#4 – Heroin
Heroin is a ‘Class A’ drug that was first synthesized in 1874 by C.R. Alder Wright from morphine, which is extracted from the opium poppy. The name ‘heroin’ is actually a brand name created by Bayer, the pharmaceutical company that marketed it.
In the early 1900s, it was marketed in the U.S. as a treatment for coughs and as a kind of old-fashioned methadone program for morphine users. It wasn’t until 1924 that it was outlawed and it became a Schedule I Drug according to the Controlled Substances Act 1970.
The main effects people get from taking heroin are a feeling of warmth and well-being, with larger doses causing deep relaxation and sleepiness.

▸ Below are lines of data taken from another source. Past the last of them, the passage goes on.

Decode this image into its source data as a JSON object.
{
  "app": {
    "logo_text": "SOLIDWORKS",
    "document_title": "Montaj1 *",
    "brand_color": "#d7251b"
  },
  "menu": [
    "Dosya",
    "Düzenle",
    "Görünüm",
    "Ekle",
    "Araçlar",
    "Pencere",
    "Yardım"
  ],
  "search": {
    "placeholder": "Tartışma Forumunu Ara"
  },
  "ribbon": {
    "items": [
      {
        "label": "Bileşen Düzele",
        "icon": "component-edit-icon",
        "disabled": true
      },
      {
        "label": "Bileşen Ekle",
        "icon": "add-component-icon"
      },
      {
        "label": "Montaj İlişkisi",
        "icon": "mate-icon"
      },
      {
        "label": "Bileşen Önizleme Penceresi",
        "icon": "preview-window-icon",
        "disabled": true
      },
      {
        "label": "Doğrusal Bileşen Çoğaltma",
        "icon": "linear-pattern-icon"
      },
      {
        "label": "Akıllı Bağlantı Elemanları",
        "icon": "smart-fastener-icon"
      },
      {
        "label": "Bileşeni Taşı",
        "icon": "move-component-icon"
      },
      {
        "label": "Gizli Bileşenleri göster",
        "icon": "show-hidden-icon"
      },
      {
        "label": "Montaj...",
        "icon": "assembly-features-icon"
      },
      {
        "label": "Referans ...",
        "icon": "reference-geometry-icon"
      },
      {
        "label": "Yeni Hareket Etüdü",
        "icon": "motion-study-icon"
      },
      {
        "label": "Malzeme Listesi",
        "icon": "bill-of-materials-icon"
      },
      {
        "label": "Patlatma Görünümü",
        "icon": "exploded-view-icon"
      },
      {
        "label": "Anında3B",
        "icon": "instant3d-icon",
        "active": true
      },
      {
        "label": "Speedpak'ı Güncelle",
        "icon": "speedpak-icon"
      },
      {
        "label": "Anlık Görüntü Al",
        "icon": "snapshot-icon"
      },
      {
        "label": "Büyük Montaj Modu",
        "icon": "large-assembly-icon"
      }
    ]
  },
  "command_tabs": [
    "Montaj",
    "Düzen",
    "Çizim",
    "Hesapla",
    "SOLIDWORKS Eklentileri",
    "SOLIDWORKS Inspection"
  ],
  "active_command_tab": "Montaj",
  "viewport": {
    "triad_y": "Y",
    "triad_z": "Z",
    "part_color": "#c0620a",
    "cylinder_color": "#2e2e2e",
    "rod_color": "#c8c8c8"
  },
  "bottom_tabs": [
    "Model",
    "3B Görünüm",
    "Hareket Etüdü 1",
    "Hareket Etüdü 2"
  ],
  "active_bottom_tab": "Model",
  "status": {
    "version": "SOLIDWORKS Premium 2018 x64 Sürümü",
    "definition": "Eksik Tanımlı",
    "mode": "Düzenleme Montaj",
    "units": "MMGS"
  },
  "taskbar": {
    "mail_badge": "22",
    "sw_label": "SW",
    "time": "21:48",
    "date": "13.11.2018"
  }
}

It also slows down the way the body works and is a very strong pain-killer.
Some Quick Facts About Heroin
- Heroin is only used when being discussed in its illegal form. When it is used in a medical environment (for which it is still prescribed in some countries, including the UK) it is referred to as diamorphine
- Although heroin is closely related to morphine, it is far more addictive. This became apparent for the first time when in the early 1900s, hundreds of thousands of Americans who were taking the drug to treat sore throats became burdened with crippling addictions
- Addiction to heroin can have to nasty side effects, which include respiratory failure, coma and even death. Long-term users can suffer from damage to their veins and arteries and has been known to lead to gangrene (death of body tissue)
- The largest producer of raw opium (from which heroin is made) is Afghanistan, followed by Mexico